Maria+Holic:  A hard-edged parody of Maria Watches Over Us (et al) with shades of Sayonara Zetsubo Sensei (I said this based off style and noticing Maria’s voice actor, but now that I look it up it’s no coincidence—both the director and series director worked on Zetsubo Sensei and sequel, as did the majority of the main cast). The plot isn’t wildly original; apparently normal girl transfers into an elite all-girls Christian boarding school, meets elegant, beautiful, powerful, rich girl as soon as she sets foot on campus, ambiguous relationships ensue. The standard comedy twist is that the girl she meets is actually a guy in disguise, the lead breaks out in hives when she touches men, and of course they hate each other and end up in the same dorm room. The interesting twist comes from the extreme characters; the lead is a drooling, nosebleed-prone lesbian—no yuri or euphemisms here—the guy is vicious and hammer-blunt when he’s not being a perfect, refined lady, and his deadpan maid is impressively foul-mouthed.
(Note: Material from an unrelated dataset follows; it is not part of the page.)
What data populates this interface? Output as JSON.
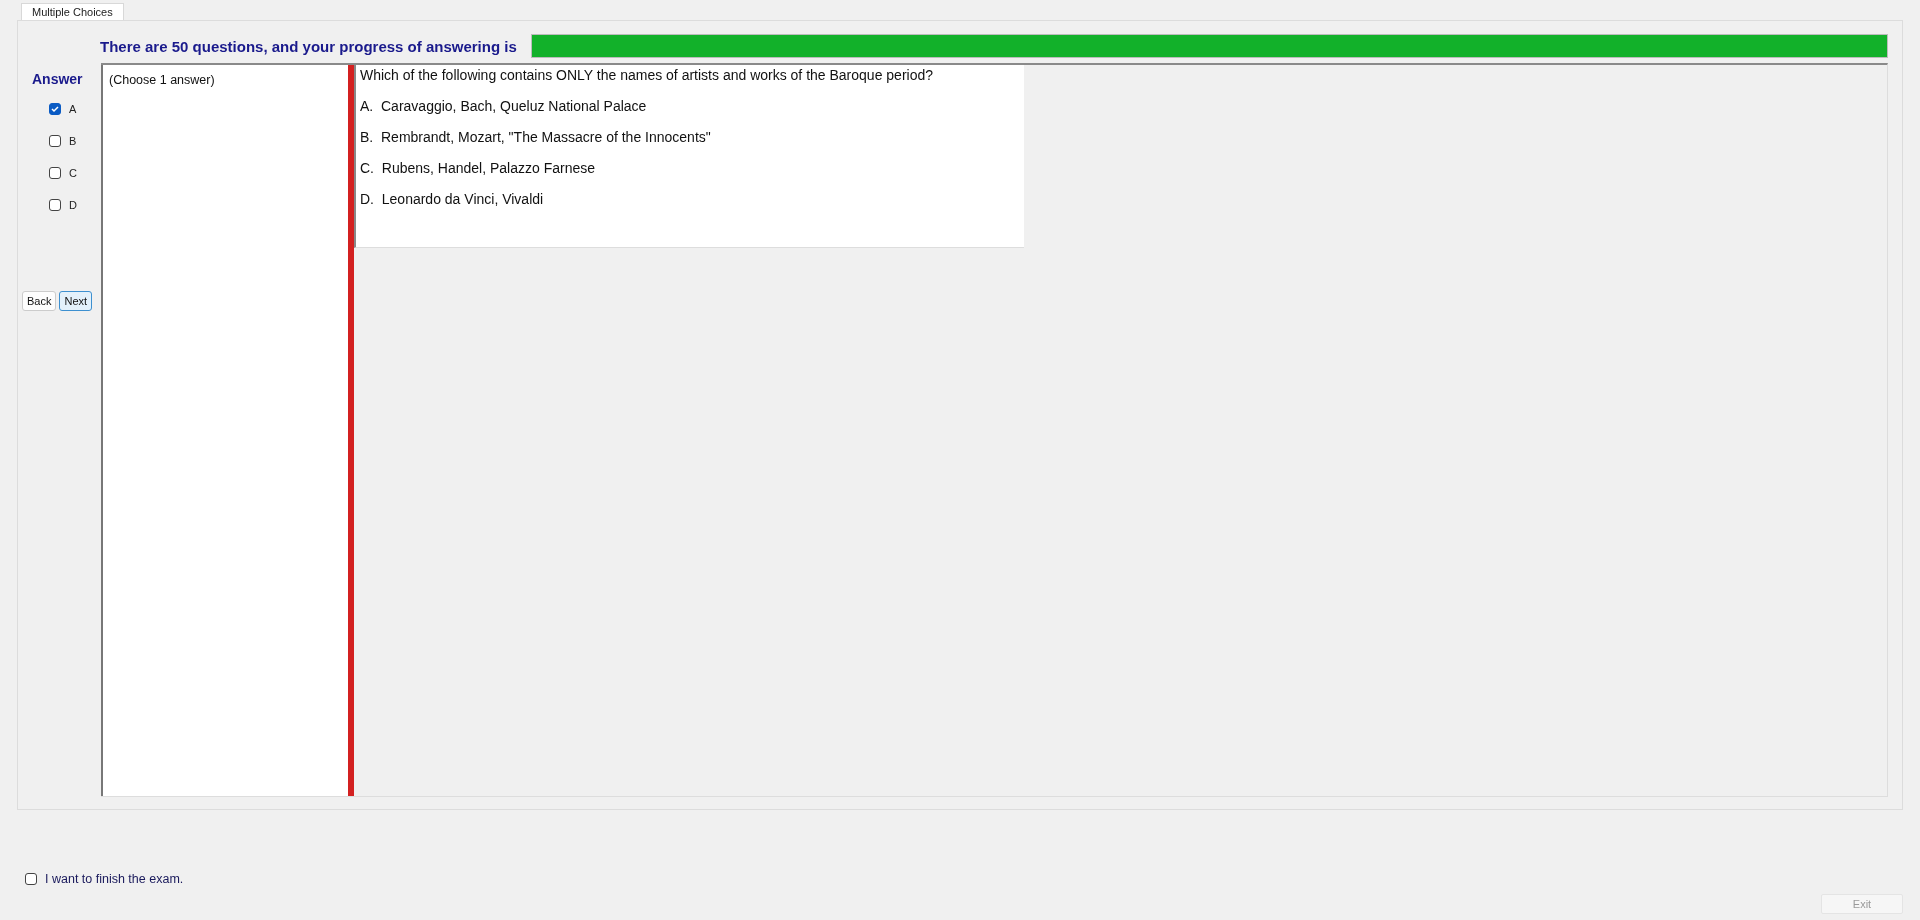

The humor appears to be as much from the lead’s completely loony internal monologue and fantasy images (part of what brought Zetsubo Sensei to mind). How far it goes with that, and whether it ends up annoying or hilarious, the jury is out on, but so far I very much like what I see.  Might even be lesbians without the tragic, though I’m expecting a predicable turn straight when she eventually goes for the guy. On the other hand, it looks cracked enough that maybe it won’t take the obvious path.
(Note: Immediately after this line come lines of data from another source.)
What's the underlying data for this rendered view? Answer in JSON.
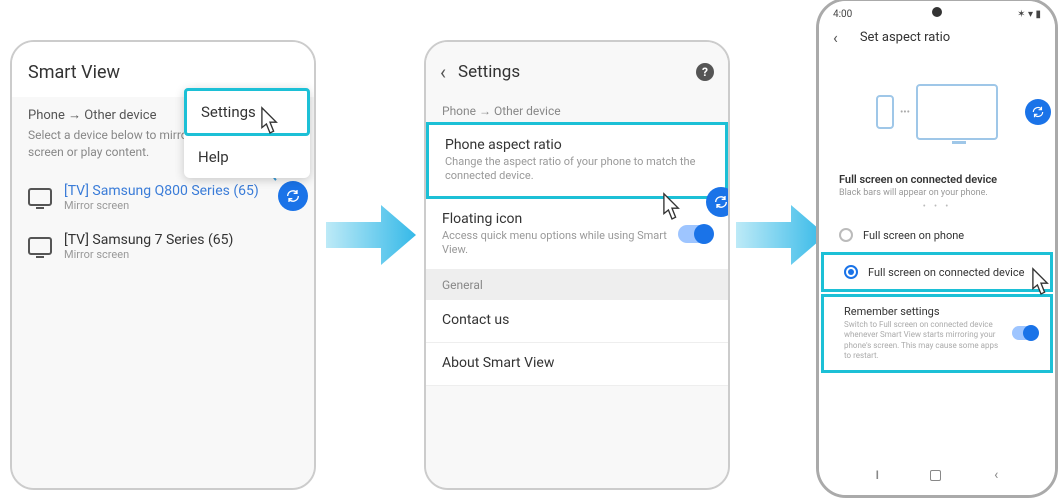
{
  "phone1": {
    "header": "Smart View",
    "menu": {
      "settings": "Settings",
      "help": "Help"
    },
    "section": "Phone → Other device",
    "description": "Select a device below to mirror your phone's screen or play content.",
    "devices": [
      {
        "name": "[TV] Samsung Q800 Series (65)",
        "sub": "Mirror screen"
      },
      {
        "name": "[TV] Samsung 7 Series (65)",
        "sub": "Mirror screen"
      }
    ]
  },
  "phone2": {
    "title": "Settings",
    "section1": "Phone → Other device",
    "aspect": {
      "title": "Phone aspect ratio",
      "desc": "Change the aspect ratio of your phone to match the connected device."
    },
    "floating": {
      "title": "Floating icon",
      "desc": "Access quick menu options while using Smart View."
    },
    "section2": "General",
    "contact": "Contact us",
    "about": "About Smart View"
  },
  "phone3": {
    "time": "4:00",
    "title": "Set aspect ratio",
    "info_title": "Full screen on connected device",
    "info_desc": "Black bars will appear on your phone.",
    "opt1": "Full screen on phone",
    "opt2": "Full screen on connected device",
    "remember": {
      "title": "Remember settings",
      "desc": "Switch to Full screen on connected device whenever Smart View starts mirroring your phone's screen. This may cause some apps to restart."
    }
  }
}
UFO Ultramaiden Valkyrie:  Ouch.  The first episode takes place somewhere well into the series, apparently to hook you by showing you where the stupidity is eventually heading before going back to the beginning. All this did for me was show that it’s not going anywhere interesting, at all. Painfully lame drama, generic characters, lots and lots of fanservice—in a near-trifecta there is a literal platoon of catgirl maids (with a bonus dash of assault squad). About the only plus is that the thing that had me cringing before even starting—the aggregation on the RightStuf product page of the words “bathhouse” “8-year old body” and “Rating: 17+”—didn’t turn out quite as horrifying as I feared.  The roughly-adult main love interest transforms into a little kid after crashing on earth and nearly killing the generic niceguy protagonist then pulling a Birdy (or somesuch) to keep him alive. Instead of horrifying “she only looks eight” fanservice, the tack appears to be that she mentally reverts, too, so really she’s just an annoying kid and the main character is wondering where the hot, mature love-interest went and how long he’s going to have to play babysitter until she comes back. Doesn’t matter, though—it’s still wildly unoriginal, hugely predictable, seems to have an overload of cringeworthy drama, and just plain not funny or fun.  Also, the modern-day-like future in which aliens are everywhere has some potential, but the show just doesn’t seem to do anything with it.  Usually I’ll reserve judgement, but this one only took a couple episodes (one, really) to put it in the masochistic, “only if I’m heckling” bin.